2. It also should be noted that during Brown’s tenure as mayor of Oakland, he greenlighted generous public employee wage and pension packages that are now helping bankrupt the city. Indeed, Whitman has pounced on Brown’s record in Oakland and is using it against him, the Chron adds. Whitman notes that crime spiraled out of control during his tenure, and that Oakland Unified went into state receivership after he appointed three members to the school board. Brown will have to convince voters that his successful efforts in revitalizing Oakland’s downtown more than made up for his shortcomings and that Whitman’s lifelong disinterest in politics renders her unsuitable for the job. It could be a tough sell in this anti-incumbent year, and Brown won’t have much time to make it.
3. PG&E’s SmartMeters are now being blamed for interfering with household electronics, the Mercury News reports. The problems were first noticed by Peninsula moms who discovered that their baby monitors buzzed loudly when the SmartMeters pulse signals back to PG&E. The meters also may interfere with cordless phones, garage door openers, and home burglary alarms, among other household devices.
4. Chevron is trying grease California lawmakers into granting the company an exemption from state environmental laws for its massive Richmond refinery expansion, the Mercury News reports. The exemption would allow Chevron to ignore two court defeats of its expansion plans. The giant oil company has doled out $4.1 million in campaign donations around the state since 2009.
5. A new microchip monitoring system of poor kids in Richmond is raising objections from the ACLU, California Watch reports. Under the new program instituted by the Contra Costa County Board of Supervisors, children are given T-shirts embedded with microchips that emit radio frequencies that then track the kids. Parents, however, have not been warned about the potential issues involving the electronic tracking devices.

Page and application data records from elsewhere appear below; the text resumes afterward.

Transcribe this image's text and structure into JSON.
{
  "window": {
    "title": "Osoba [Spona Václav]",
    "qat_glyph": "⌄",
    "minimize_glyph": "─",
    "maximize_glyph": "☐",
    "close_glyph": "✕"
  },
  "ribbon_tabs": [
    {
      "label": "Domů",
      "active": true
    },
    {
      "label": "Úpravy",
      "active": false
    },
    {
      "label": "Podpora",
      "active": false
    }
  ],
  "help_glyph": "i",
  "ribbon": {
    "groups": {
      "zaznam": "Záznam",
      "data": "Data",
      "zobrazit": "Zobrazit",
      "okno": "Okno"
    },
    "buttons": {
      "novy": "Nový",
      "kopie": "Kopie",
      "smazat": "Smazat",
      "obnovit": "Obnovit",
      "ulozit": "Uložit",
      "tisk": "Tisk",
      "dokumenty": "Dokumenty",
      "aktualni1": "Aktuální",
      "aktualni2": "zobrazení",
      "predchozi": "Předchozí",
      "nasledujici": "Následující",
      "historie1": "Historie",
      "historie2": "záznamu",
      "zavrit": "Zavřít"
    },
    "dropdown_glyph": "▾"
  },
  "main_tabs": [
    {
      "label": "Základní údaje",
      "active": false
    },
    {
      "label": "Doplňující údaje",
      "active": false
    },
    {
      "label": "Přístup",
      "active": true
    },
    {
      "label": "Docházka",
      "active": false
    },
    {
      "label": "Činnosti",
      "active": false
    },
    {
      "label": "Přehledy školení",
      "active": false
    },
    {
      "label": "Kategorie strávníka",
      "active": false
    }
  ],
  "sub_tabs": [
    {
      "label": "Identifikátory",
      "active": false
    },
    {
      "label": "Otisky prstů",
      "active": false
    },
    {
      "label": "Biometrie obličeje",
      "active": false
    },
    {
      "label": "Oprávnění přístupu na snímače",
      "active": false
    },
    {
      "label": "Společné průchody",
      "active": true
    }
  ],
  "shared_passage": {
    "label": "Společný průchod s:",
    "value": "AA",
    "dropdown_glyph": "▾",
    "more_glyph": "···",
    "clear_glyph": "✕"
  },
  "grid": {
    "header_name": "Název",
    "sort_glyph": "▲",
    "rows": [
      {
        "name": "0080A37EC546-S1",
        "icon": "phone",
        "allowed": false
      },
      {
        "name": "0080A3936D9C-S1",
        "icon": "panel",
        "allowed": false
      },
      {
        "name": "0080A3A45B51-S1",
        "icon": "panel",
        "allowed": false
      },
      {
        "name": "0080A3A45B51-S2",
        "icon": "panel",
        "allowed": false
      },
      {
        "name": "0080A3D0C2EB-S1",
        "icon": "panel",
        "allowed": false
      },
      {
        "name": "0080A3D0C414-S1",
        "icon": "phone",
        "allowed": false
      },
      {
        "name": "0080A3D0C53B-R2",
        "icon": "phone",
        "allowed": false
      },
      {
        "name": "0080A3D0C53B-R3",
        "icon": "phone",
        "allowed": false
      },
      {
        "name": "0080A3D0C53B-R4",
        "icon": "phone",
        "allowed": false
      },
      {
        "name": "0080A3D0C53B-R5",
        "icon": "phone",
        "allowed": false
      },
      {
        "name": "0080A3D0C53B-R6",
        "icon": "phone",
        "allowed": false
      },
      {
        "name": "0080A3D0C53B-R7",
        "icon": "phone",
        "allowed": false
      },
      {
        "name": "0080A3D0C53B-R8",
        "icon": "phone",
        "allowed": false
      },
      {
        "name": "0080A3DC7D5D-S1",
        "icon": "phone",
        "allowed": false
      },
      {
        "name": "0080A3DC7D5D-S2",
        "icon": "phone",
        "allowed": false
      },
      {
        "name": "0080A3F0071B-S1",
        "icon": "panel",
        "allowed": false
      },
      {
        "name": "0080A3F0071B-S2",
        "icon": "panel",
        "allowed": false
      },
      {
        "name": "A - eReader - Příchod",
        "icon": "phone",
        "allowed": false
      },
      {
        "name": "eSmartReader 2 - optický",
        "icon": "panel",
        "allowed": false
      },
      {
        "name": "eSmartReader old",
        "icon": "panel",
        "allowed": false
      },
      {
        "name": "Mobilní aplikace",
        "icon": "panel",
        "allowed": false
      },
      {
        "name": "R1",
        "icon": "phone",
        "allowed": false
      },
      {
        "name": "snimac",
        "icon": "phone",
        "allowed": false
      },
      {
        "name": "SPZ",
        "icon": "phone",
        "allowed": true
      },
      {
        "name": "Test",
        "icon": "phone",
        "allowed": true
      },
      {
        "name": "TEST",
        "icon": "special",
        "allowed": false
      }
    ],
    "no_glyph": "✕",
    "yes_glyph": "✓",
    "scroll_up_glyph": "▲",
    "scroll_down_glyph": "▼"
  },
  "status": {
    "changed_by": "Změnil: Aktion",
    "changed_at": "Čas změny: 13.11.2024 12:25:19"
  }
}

6. A super-successful online T-shirt business launched by a UC Berkeley undergrad is a leading example of the burgeoning “ultra-light” startup craze, the Chron reports. The startup, ooShirts, has virtually no overhead costs and grossed more than $60,000 in August, putting it on track to post $700,000 in sales this year.
7. Oakland’s iconic Kwik Way restaurant near the Grand Lake Theater may reopen as a causal dining establishment run by Gary Rizzo, owner of Somerville Restaurant on College Avenue, the Trib reports.
8. And the City of San Francisco, which has one of the worst records for wasting water in the state, is finally launching a wastewater reuse program, the Chron reports. The city plans to use treated wastewater to irrigate Golden Gate Park and other parkland instead of pristine freshwater from the Sierra Nevada.